**Exercise description:** Gather the lines below that include the string "this", copying each in full.

Page and application data records
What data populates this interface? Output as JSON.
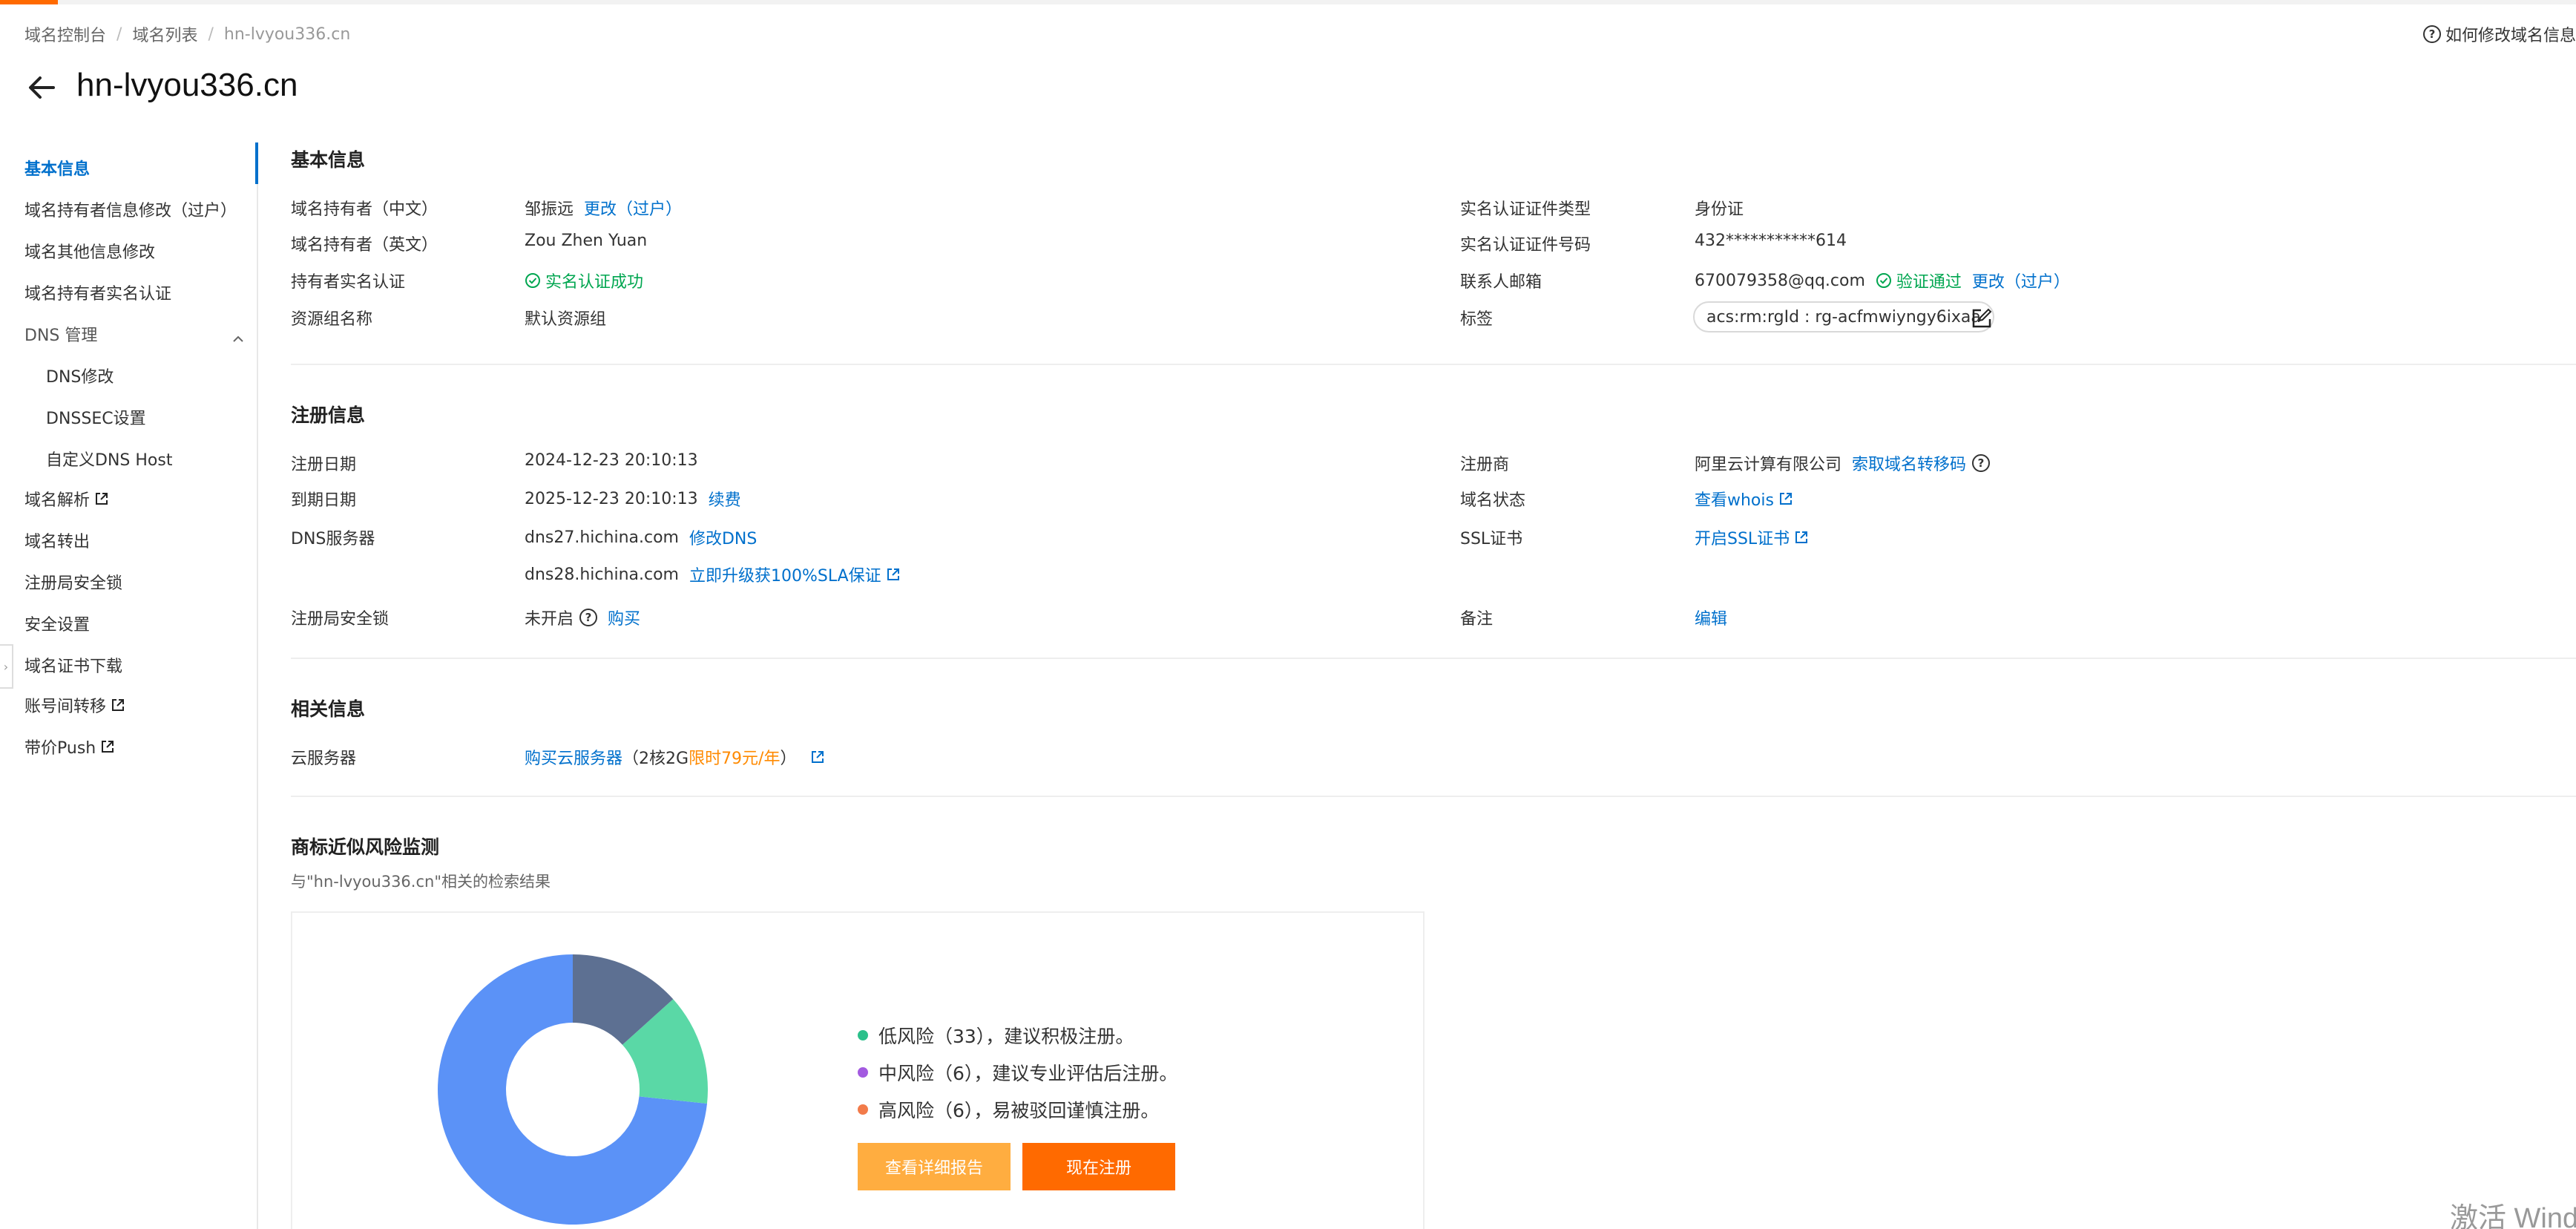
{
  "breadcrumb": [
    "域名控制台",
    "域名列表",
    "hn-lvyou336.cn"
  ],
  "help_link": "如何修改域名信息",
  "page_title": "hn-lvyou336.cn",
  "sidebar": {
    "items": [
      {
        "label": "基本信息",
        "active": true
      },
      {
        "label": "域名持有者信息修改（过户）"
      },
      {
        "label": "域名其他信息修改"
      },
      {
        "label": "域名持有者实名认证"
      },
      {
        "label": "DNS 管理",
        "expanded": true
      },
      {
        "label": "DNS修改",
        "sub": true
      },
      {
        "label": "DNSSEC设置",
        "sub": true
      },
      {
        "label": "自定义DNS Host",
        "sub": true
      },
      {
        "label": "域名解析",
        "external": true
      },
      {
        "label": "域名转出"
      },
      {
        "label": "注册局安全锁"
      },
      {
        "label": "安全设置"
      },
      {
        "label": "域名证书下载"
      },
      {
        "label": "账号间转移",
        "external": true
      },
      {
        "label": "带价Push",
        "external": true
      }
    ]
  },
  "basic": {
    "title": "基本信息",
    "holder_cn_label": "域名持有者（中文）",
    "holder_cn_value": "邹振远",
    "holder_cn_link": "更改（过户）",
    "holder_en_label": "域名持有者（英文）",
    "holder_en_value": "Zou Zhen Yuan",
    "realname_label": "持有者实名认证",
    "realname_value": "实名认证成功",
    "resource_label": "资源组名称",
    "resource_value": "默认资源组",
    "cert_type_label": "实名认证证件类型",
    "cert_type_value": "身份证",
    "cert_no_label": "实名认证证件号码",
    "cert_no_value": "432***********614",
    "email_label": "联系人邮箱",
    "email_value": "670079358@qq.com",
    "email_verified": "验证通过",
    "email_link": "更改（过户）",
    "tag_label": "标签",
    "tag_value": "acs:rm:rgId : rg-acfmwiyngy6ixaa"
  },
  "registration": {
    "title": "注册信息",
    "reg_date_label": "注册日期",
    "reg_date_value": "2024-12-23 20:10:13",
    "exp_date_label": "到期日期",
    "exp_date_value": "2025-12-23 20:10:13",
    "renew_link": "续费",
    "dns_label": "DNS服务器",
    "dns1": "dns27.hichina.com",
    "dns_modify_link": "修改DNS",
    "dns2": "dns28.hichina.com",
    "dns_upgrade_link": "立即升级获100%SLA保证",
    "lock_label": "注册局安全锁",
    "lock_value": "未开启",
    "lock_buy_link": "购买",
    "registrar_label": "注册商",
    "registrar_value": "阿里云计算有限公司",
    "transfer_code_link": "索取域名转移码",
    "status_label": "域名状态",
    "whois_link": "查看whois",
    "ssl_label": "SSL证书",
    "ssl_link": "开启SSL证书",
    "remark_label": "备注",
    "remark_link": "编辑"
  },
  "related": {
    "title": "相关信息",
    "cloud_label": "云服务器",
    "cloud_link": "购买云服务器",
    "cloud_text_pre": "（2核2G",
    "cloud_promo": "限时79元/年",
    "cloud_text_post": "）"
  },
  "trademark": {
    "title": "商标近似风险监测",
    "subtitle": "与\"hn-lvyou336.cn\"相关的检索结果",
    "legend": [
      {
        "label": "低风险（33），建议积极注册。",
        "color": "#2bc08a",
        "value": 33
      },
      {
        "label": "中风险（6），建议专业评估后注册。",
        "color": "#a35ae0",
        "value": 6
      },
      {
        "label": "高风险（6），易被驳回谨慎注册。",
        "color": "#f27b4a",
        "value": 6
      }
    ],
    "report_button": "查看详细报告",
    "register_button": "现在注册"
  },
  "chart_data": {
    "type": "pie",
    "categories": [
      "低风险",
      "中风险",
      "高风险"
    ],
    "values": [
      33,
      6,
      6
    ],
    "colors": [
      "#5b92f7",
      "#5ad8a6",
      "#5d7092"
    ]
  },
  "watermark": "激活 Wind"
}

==

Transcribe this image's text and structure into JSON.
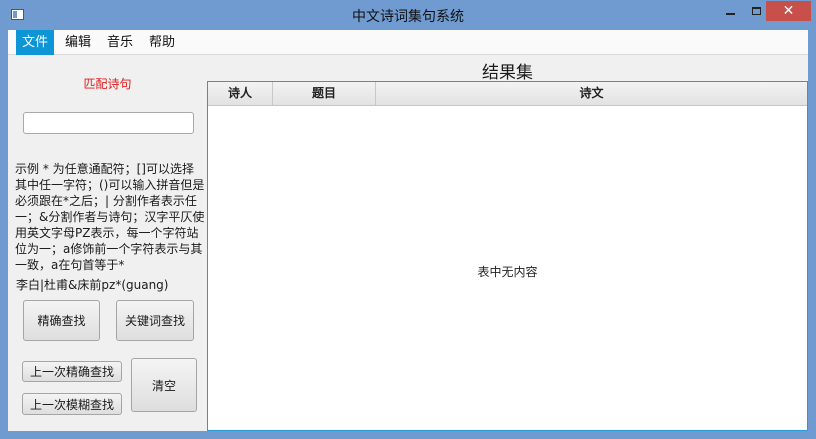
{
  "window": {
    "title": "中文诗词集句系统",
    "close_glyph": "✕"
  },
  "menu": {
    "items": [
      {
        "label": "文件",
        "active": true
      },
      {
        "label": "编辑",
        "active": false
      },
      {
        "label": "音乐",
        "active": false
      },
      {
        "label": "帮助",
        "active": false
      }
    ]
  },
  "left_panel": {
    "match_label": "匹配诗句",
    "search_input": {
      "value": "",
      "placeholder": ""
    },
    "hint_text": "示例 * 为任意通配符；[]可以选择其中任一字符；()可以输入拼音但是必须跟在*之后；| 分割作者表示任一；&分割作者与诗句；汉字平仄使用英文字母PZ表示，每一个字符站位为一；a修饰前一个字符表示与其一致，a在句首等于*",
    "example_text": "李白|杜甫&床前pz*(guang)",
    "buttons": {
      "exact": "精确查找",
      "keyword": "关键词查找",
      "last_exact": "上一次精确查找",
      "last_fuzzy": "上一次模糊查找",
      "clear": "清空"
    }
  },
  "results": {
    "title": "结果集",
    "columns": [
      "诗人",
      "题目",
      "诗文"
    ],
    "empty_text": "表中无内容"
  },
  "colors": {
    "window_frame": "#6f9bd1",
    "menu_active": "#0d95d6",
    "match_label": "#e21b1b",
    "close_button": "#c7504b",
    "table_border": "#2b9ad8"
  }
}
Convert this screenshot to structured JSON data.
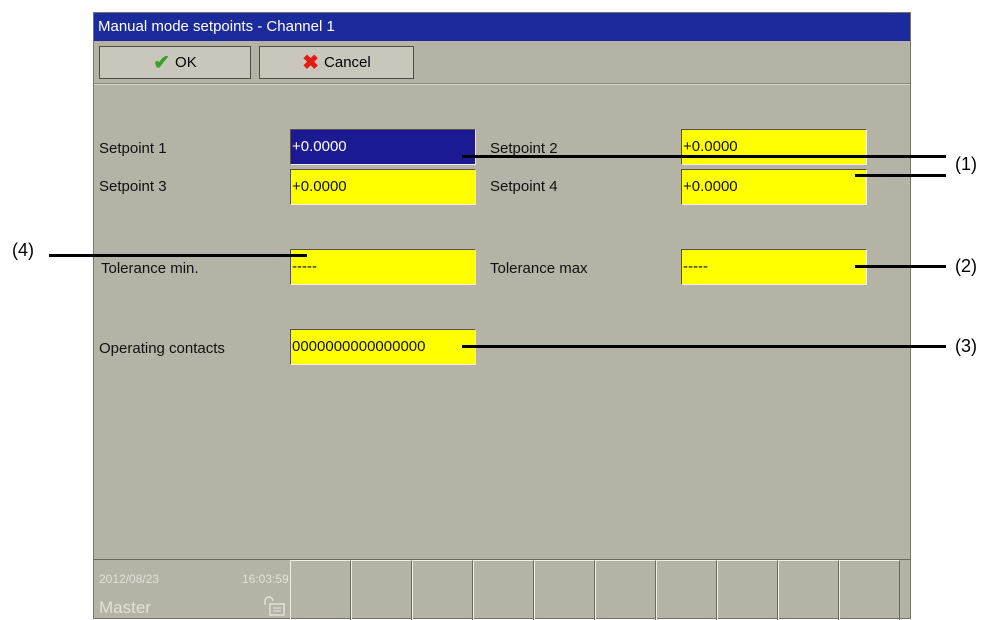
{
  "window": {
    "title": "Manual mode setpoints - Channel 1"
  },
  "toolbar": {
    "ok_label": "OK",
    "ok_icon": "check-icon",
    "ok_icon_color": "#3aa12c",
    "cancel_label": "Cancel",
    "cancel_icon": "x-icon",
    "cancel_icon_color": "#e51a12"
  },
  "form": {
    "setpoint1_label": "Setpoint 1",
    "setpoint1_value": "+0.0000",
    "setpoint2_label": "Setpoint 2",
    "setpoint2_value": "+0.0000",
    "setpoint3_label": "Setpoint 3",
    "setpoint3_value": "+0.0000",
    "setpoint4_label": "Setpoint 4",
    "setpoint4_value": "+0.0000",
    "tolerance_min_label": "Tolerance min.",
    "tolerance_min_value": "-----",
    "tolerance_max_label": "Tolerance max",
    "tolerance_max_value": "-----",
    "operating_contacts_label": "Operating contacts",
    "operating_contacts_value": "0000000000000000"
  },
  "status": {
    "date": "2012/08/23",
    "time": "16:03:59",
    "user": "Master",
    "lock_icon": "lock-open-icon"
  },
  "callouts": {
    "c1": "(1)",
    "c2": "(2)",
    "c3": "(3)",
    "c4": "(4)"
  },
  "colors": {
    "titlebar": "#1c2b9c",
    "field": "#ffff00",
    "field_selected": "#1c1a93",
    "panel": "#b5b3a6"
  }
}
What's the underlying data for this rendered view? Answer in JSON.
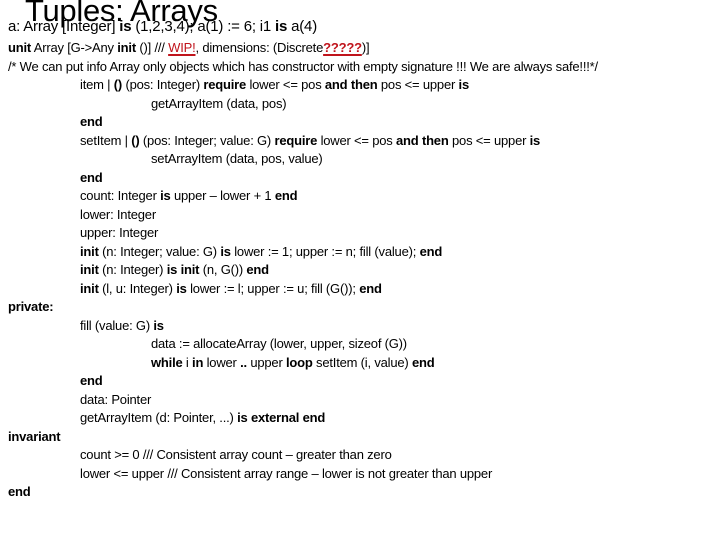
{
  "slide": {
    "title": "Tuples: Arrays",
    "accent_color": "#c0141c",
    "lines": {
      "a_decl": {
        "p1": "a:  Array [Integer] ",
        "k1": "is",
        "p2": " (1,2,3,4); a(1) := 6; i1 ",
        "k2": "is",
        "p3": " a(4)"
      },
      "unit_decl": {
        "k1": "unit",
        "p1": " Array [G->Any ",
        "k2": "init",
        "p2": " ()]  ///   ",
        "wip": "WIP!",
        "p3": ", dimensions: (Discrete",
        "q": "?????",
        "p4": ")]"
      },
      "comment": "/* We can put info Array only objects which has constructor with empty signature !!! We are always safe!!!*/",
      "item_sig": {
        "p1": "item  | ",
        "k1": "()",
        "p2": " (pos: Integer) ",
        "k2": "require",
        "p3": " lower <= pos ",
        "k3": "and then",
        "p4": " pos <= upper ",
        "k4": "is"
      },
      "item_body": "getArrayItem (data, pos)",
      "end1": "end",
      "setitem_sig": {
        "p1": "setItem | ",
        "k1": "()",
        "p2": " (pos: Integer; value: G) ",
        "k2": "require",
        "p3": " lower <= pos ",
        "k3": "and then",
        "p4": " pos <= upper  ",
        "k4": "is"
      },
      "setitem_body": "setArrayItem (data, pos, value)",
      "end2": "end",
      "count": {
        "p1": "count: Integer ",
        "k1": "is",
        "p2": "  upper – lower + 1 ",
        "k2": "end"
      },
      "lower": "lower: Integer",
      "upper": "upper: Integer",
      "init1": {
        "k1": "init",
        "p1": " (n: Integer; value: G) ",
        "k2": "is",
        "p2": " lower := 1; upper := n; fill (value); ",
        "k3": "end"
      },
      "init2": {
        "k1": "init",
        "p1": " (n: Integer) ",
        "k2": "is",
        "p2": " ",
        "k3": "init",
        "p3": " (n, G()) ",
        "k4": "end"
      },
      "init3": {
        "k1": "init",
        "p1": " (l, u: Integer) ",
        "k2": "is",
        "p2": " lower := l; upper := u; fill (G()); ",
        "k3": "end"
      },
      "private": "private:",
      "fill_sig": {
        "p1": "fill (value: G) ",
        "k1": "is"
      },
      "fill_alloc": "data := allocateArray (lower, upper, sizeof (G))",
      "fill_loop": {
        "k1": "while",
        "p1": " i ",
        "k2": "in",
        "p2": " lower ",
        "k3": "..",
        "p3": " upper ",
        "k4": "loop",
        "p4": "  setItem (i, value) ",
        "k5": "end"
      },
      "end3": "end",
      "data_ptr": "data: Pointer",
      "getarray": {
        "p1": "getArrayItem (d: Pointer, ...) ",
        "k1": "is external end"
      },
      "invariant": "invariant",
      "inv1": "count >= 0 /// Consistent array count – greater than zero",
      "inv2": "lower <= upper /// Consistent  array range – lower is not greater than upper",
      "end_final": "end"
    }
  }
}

**Answer below:**
What data populates this interface? Output as JSON.
Transcribe this image's text and structure into JSON.
Convert this screenshot to structured JSON data.
What's the underlying data for this rendered view? Answer in JSON.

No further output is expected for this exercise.